===== Data
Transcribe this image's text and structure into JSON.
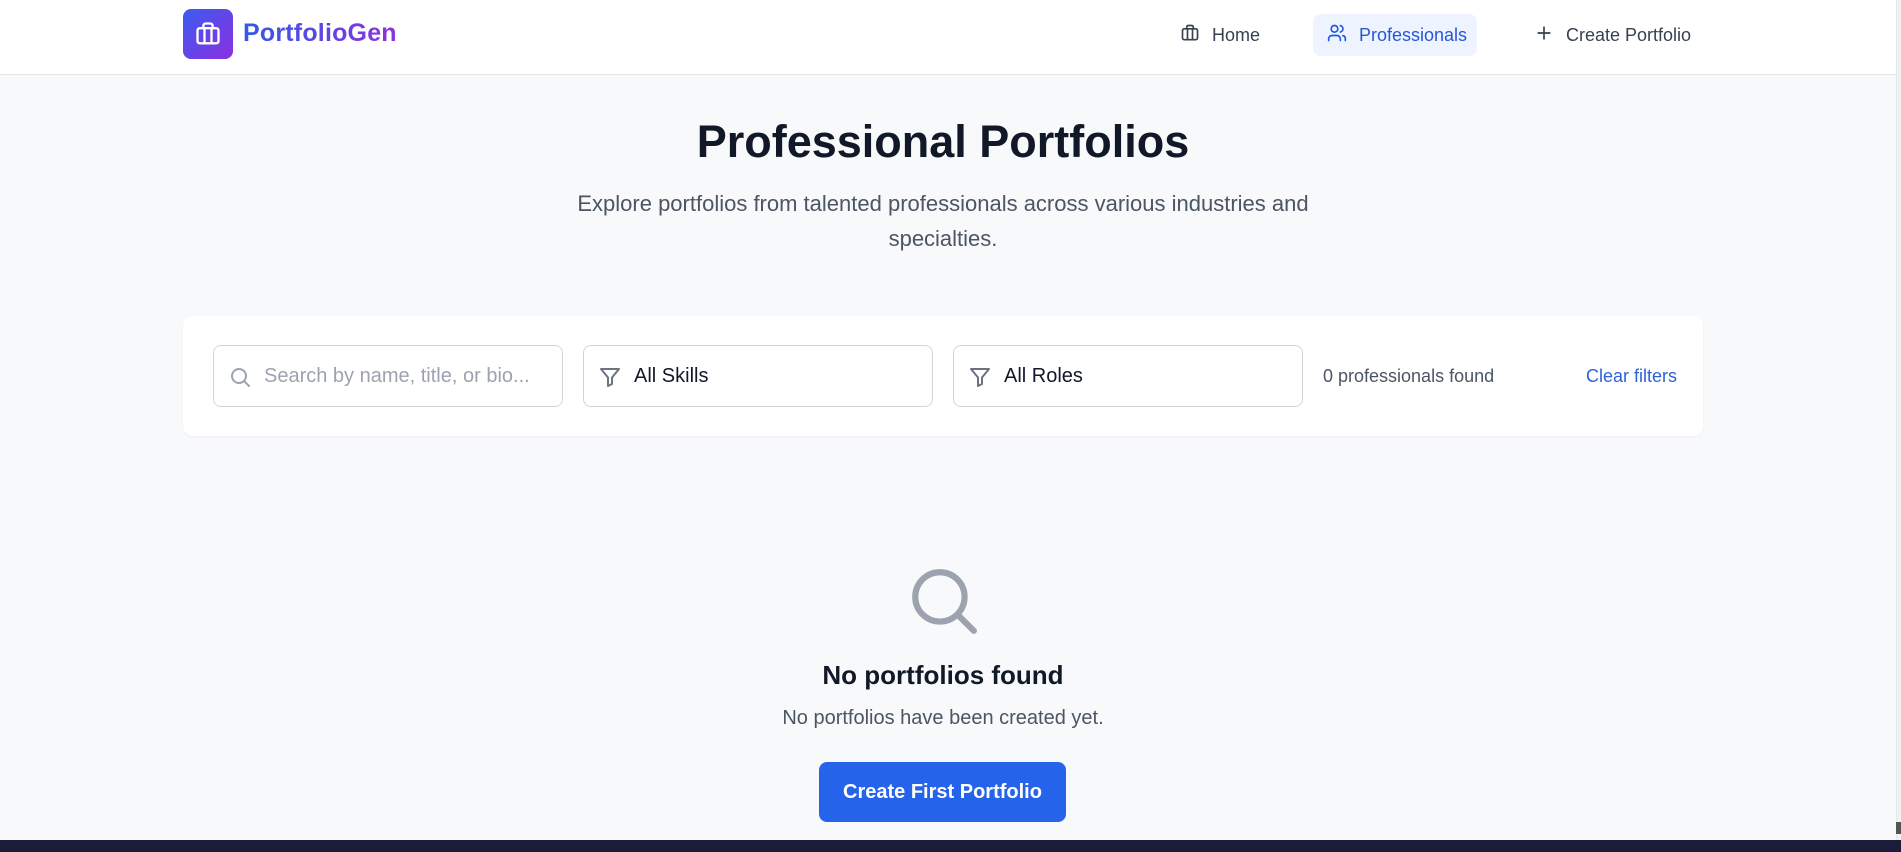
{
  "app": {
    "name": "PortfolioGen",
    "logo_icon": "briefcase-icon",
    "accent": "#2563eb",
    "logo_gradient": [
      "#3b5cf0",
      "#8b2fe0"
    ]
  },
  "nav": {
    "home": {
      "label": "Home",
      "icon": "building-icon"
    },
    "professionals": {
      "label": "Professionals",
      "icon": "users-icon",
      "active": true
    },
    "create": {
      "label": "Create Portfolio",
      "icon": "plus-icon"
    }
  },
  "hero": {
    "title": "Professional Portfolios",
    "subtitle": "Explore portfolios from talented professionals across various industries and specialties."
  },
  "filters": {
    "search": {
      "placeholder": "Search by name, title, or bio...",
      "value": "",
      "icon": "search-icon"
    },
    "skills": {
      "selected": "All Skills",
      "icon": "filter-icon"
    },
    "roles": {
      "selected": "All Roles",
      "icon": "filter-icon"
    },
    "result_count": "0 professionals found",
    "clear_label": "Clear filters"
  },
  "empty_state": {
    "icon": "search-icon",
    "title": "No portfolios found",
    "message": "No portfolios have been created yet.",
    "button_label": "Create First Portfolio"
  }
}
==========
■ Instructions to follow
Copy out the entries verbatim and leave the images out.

■ Completed exercise
Transcribe this image's text and structure into JSON.
{
  "app": {
    "name": "PortfolioGen",
    "logo_icon": "briefcase-icon",
    "accent": "#2563eb",
    "logo_gradient": [
      "#3b5cf0",
      "#8b2fe0"
    ]
  },
  "nav": {
    "home": {
      "label": "Home",
      "icon": "building-icon"
    },
    "professionals": {
      "label": "Professionals",
      "icon": "users-icon",
      "active": true
    },
    "create": {
      "label": "Create Portfolio",
      "icon": "plus-icon"
    }
  },
  "hero": {
    "title": "Professional Portfolios",
    "subtitle": "Explore portfolios from talented professionals across various industries and specialties."
  },
  "filters": {
    "search": {
      "placeholder": "Search by name, title, or bio...",
      "value": "",
      "icon": "search-icon"
    },
    "skills": {
      "selected": "All Skills",
      "icon": "filter-icon"
    },
    "roles": {
      "selected": "All Roles",
      "icon": "filter-icon"
    },
    "result_count": "0 professionals found",
    "clear_label": "Clear filters"
  },
  "empty_state": {
    "icon": "search-icon",
    "title": "No portfolios found",
    "message": "No portfolios have been created yet.",
    "button_label": "Create First Portfolio"
  }
}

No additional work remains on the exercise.